about the sale of the Blue Ash Airport.
0 Comments · Wednesday, August 15, 2012
Ohio Secretary of State Jon Husted
announced Aug. 9 that there is a new way for registered voters to change
their voting address: the Internet.
0 Comments · Wednesday, August 15, 2012
Merriam-Webster Collegiate Dictionary’s 2012 updates
included crowning “F-bomb,” “sexting” and “man cave” official words.
’Murica! WORLD +1
by German Lopez
New system will save taxpayer money and combat voter fraud
Ohio Secretary of State Jon Husted announced today that
there is a new way for registered voters to change their voting address:
If the state had done this in 2008, about 130,000 provisional ballots could have been cast as regular ballots, according to Husted. Provisional ballots are ballots used to record a vote when there are questions surrounding a voter's eligibility. Provisional ballots are sometimes discounted if a person fails to prove his/her eligibility to vote.
“This added convenience for voters is also a powerful tool against voter
fraud as current and accurate voter rolls leave less room for abuse,” Husted said in a press release.Husted said the new system will also save tax dollars. For each
registration done online instead of by mail or in-person, the state
The website requires four identification keys: a last
name, an Ohio driver's license number, the last four digits of a Social
Security number and a date of birth.
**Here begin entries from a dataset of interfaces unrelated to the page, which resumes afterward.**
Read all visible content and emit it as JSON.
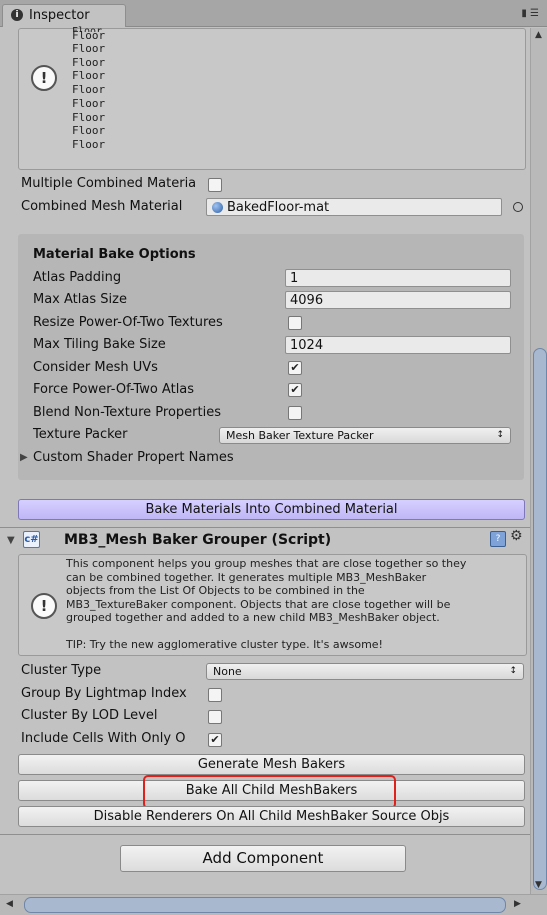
{
  "tab": {
    "icon": "info-icon",
    "label": "Inspector"
  },
  "top_help": {
    "lines": [
      "Floor",
      "Floor",
      "Floor",
      "Floor",
      "Floor",
      "Floor",
      "Floor",
      "Floor",
      "Floor"
    ],
    "partial": "Floor"
  },
  "props": {
    "multi_label": "Multiple Combined Materia",
    "combined_label": "Combined Mesh Material",
    "combined_value": "BakedFloor-mat"
  },
  "material_bake": {
    "title": "Material Bake Options",
    "atlas_padding_label": "Atlas Padding",
    "atlas_padding_value": "1",
    "max_atlas_label": "Max Atlas Size",
    "max_atlas_value": "4096",
    "resize_label": "Resize Power-Of-Two Textures",
    "max_tiling_label": "Max Tiling Bake Size",
    "max_tiling_value": "1024",
    "consider_uvs_label": "Consider Mesh UVs",
    "force_pow2_label": "Force Power-Of-Two Atlas",
    "blend_label": "Blend Non-Texture Properties",
    "packer_label": "Texture Packer",
    "packer_value": "Mesh Baker Texture Packer",
    "custom_shader_label": "Custom Shader Propert Names"
  },
  "bake_materials_button": "Bake Materials Into Combined Material",
  "grouper": {
    "title": "MB3_Mesh Baker Grouper (Script)",
    "help_lines": [
      "This component helps you group meshes that are close together so they",
      "can be combined together. It generates multiple MB3_MeshBaker",
      "objects from the List Of Objects to be combined in the",
      "MB3_TextureBaker component. Objects that are close together will be",
      "grouped together and added to a new child MB3_MeshBaker object.",
      "",
      "TIP: Try the new agglomerative cluster type. It's awsome!"
    ],
    "cluster_type_label": "Cluster Type",
    "cluster_type_value": "None",
    "lightmap_label": "Group By Lightmap Index",
    "lod_label": "Cluster By LOD Level",
    "cells_label": "Include Cells With Only O",
    "generate_button": "Generate Mesh Bakers",
    "bake_child_button": "Bake All Child MeshBakers",
    "disable_button": "Disable Renderers On All Child MeshBaker Source Objs"
  },
  "add_component_button": "Add Component"
}
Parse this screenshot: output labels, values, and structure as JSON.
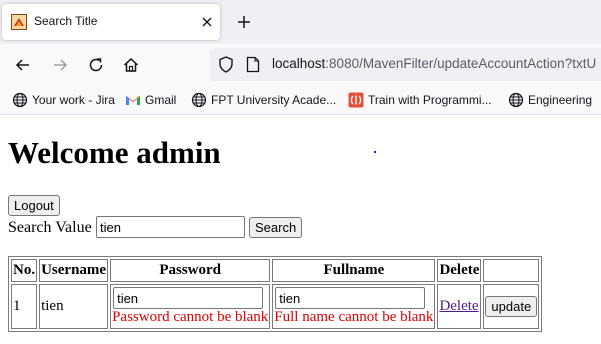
{
  "browser": {
    "tab_title": "Search Title",
    "url_host": "localhost",
    "url_rest": ":8080/MavenFilter/updateAccountAction?txtU",
    "bookmarks": [
      {
        "label": "Your work - Jira",
        "icon": "globe-icon"
      },
      {
        "label": "Gmail",
        "icon": "gmail-icon"
      },
      {
        "label": "FPT University Acade...",
        "icon": "globe-icon"
      },
      {
        "label": "Train with Programmi...",
        "icon": "codewars-icon"
      },
      {
        "label": "Engineering",
        "icon": "globe-icon"
      }
    ]
  },
  "page": {
    "heading": "Welcome admin",
    "logout_label": "Logout",
    "search_label": "Search Value",
    "search_value": "tien",
    "search_button": "Search",
    "table": {
      "headers": [
        "No.",
        "Username",
        "Password",
        "Fullname",
        "Delete",
        ""
      ],
      "rows": [
        {
          "no": "1",
          "username": "tien",
          "password": "tien",
          "password_error": "Password cannot be blank",
          "fullname": "tien",
          "fullname_error": "Full name cannot be blank",
          "delete_label": "Delete",
          "update_label": "update"
        }
      ]
    }
  },
  "colors": {
    "error": "#e00000",
    "visited_link": "#551a8b"
  }
}
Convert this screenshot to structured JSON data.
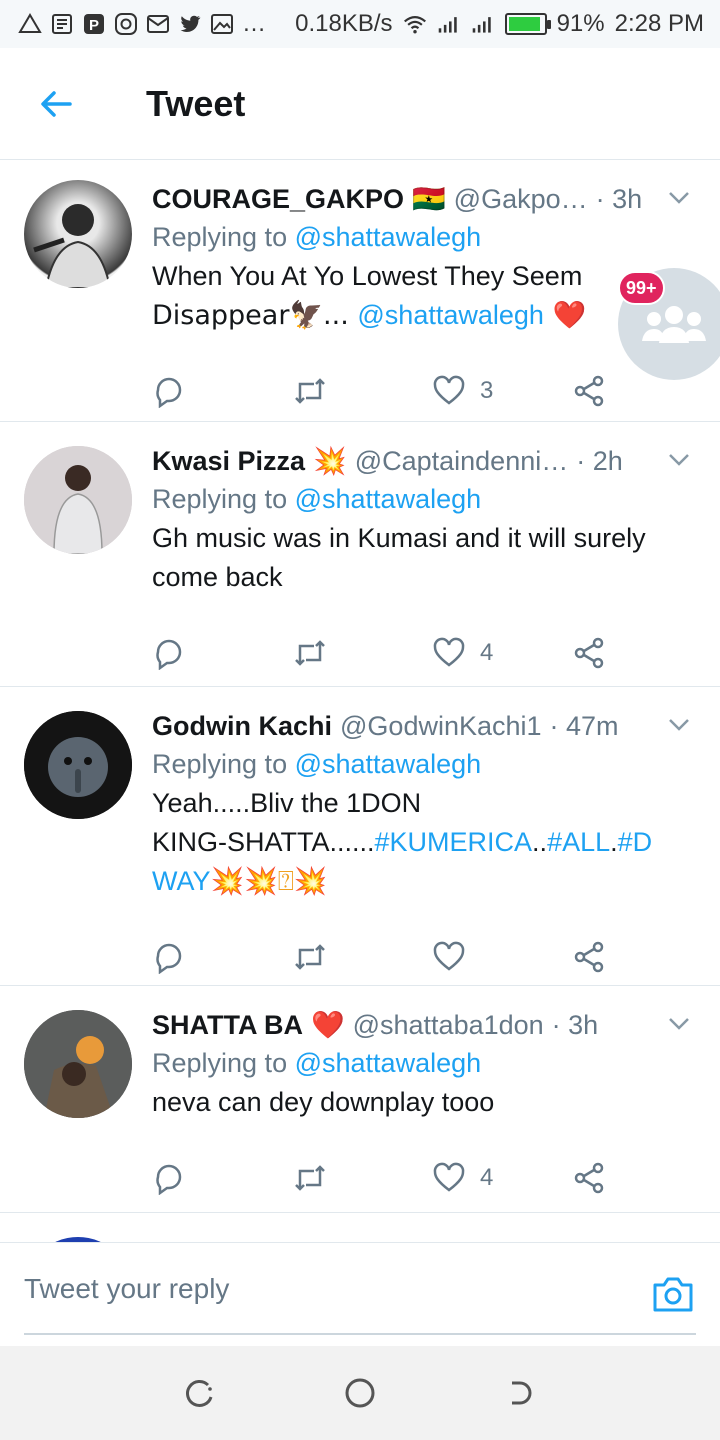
{
  "status_bar": {
    "net_speed": "0.18KB/s",
    "battery_pct": "91%",
    "battery_level": 0.91,
    "time": "2:28 PM",
    "more": "…"
  },
  "header": {
    "title": "Tweet"
  },
  "tweets": [
    {
      "name": "COURAGE_GAKPO",
      "name_emoji": "🇬🇭",
      "handle": "@Gakpo…",
      "time": "· 3h",
      "replying_prefix": "Replying to",
      "replying_to": "@shattawalegh",
      "text_line1": "When You At Yo Lowest They Seem",
      "text_line2a": "Disappear🦅... ",
      "text_line2_link": "@shattawalegh",
      "text_line2b": " ❤️",
      "likes": "3"
    },
    {
      "name": "Kwasi Pizza",
      "name_emoji": "💥",
      "handle": "@Captaindenni…",
      "time": "· 2h",
      "replying_prefix": "Replying to",
      "replying_to": "@shattawalegh",
      "text": "Gh music was in Kumasi and it will surely come back",
      "likes": "4"
    },
    {
      "name": "Godwin Kachi",
      "handle": "@GodwinKachi1",
      "time": "· 47m",
      "replying_prefix": "Replying to",
      "replying_to": "@shattawalegh",
      "text_line1": "Yeah.....Bliv the  1DON",
      "text_line2a": "KING-SHATTA......",
      "text_line2_link1": "#KUMERICA",
      "text_line2_mid": "..",
      "text_line2_link2": "#ALL",
      "text_line2_dot": ".",
      "text_line2_link3": "#D",
      "text_line3_link": "WAY",
      "text_line3_emoji": "💥💥⍰💥",
      "likes": ""
    },
    {
      "name": "SHATTA BA",
      "name_emoji": "❤️",
      "handle": "@shattaba1don",
      "time": "· 3h",
      "replying_prefix": "Replying to",
      "replying_to": "@shattawalegh",
      "text": "neva can dey downplay tooo",
      "likes": "4"
    }
  ],
  "floating": {
    "badge": "99+"
  },
  "composer": {
    "placeholder": "Tweet your reply"
  },
  "icons": {
    "back": "arrow-left-icon",
    "caret": "chevron-down-icon",
    "reply": "reply-icon",
    "retweet": "retweet-icon",
    "like": "heart-icon",
    "share": "share-icon",
    "camera": "camera-icon"
  },
  "colors": {
    "accent": "#1da1f2",
    "muted": "#657786",
    "badge": "#e0245e"
  }
}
Registered voters that supply this
information will be able to submit an application for an address change.
Applications will be reviewed by county election boards.
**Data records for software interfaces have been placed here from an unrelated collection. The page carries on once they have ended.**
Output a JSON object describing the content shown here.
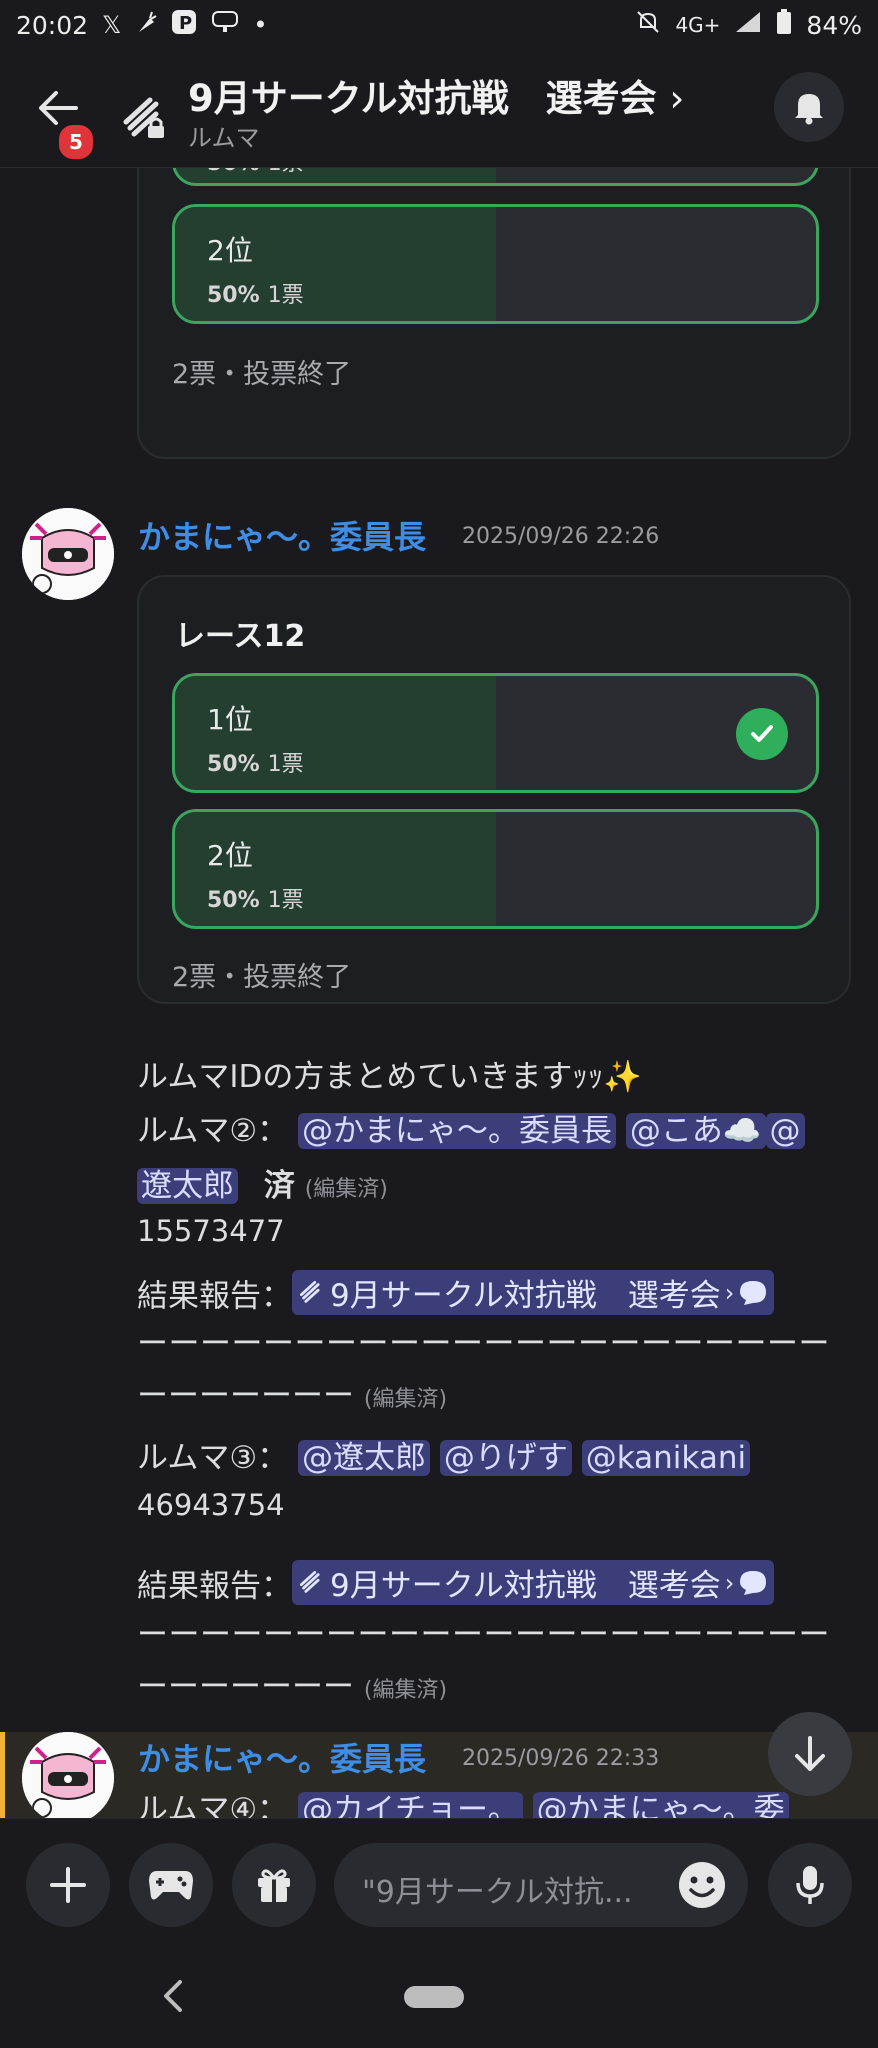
{
  "status_bar": {
    "time": "20:02",
    "network": "4G+",
    "battery": "84%"
  },
  "header": {
    "back_badge": "5",
    "title": "9月サークル対抗戦　選考会",
    "title_chevron": "›",
    "subtitle": "ルムマ"
  },
  "poll_top": {
    "partial_option": {
      "percent": "50%",
      "votes": "1票",
      "fill_fraction": 0.5
    },
    "option2": {
      "label": "2位",
      "percent": "50%",
      "votes": "1票",
      "fill_fraction": 0.5
    },
    "footer": "2票・投票終了"
  },
  "message1": {
    "author": "かまにゃ〜。委員長",
    "timestamp": "2025/09/26 22:26",
    "poll": {
      "question": "レース12",
      "options": [
        {
          "label": "1位",
          "percent": "50%",
          "votes": "1票",
          "fill_fraction": 0.5,
          "checked": true
        },
        {
          "label": "2位",
          "percent": "50%",
          "votes": "1票",
          "fill_fraction": 0.5,
          "checked": false
        }
      ],
      "footer": "2票・投票終了"
    },
    "lines": {
      "intro": "ルムマIDの方まとめていきますｯｯ✨",
      "r2_prefix": "ルムマ②：",
      "r2_mention1": "@かまにゃ〜。委員長",
      "r2_mention2": "@こあ☁️",
      "r2_mention3a": "@",
      "r2_mention3b": "遼太郎",
      "r2_done": "済",
      "edited": "(編集済)",
      "r2_id": "15573477",
      "report_prefix": "結果報告：",
      "report_link": "9月サークル対抗戦　選考会",
      "dashes": "ーーーーーーーーーーーーーーーーーーーーーー",
      "dashes_short": "ーーーーーーー",
      "r3_prefix": "ルムマ③：",
      "r3_mention1": "@遼太郎",
      "r3_mention2": "@りげす",
      "r3_mention3": "@kanikani",
      "r3_id": "46943754"
    }
  },
  "message2": {
    "author": "かまにゃ〜。委員長",
    "timestamp": "2025/09/26 22:33",
    "r4_prefix": "ルムマ④：",
    "r4_mention1": "@カイチョー。",
    "r4_mention2": "@かまにゃ〜。委"
  },
  "composer": {
    "placeholder": "\"9月サークル対抗..."
  },
  "icons": [
    "back-arrow-icon",
    "forum-channel-icon",
    "bell-icon",
    "plus-icon",
    "gamepad-icon",
    "gift-icon",
    "emoji-icon",
    "microphone-icon",
    "arrow-down-icon",
    "checkmark-icon",
    "thread-bubble-icon"
  ],
  "colors": {
    "accent_green": "#3ba55d",
    "mention_bg": "#3c3e7a",
    "author_blue": "#3f8ee6",
    "badge_red": "#e0343a",
    "highlight_bar": "#f0b232"
  }
}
If the address change is accepted, the election board will send an
acceptance letter by mail to the new address.
The state is working heavily with the Ohio Bureau of Motor
Vehicles to share voter data. At this time, more than 6 million of
Ohio's registered voters will be able to change their addresses online.
To change an address online, voters can visit the Ohio
Secretary of State page at MyOhioVote.com. Anyone who registers between
now and October will also be put in a line to receive an application to
vote by mail for the November elections.
Ohio's fracking industry isn't, but some stuff is
0 Comments · Wednesday, August 8, 2012
Ohio has a lot of oil and natural gas
resources accessible by fracking, but are they worth $1 trillion? Gov.
John Kasich seems to think so. Kasich has touted the number to media
outlets to support hydraulic fracturing — or “fracking” — in Ohio.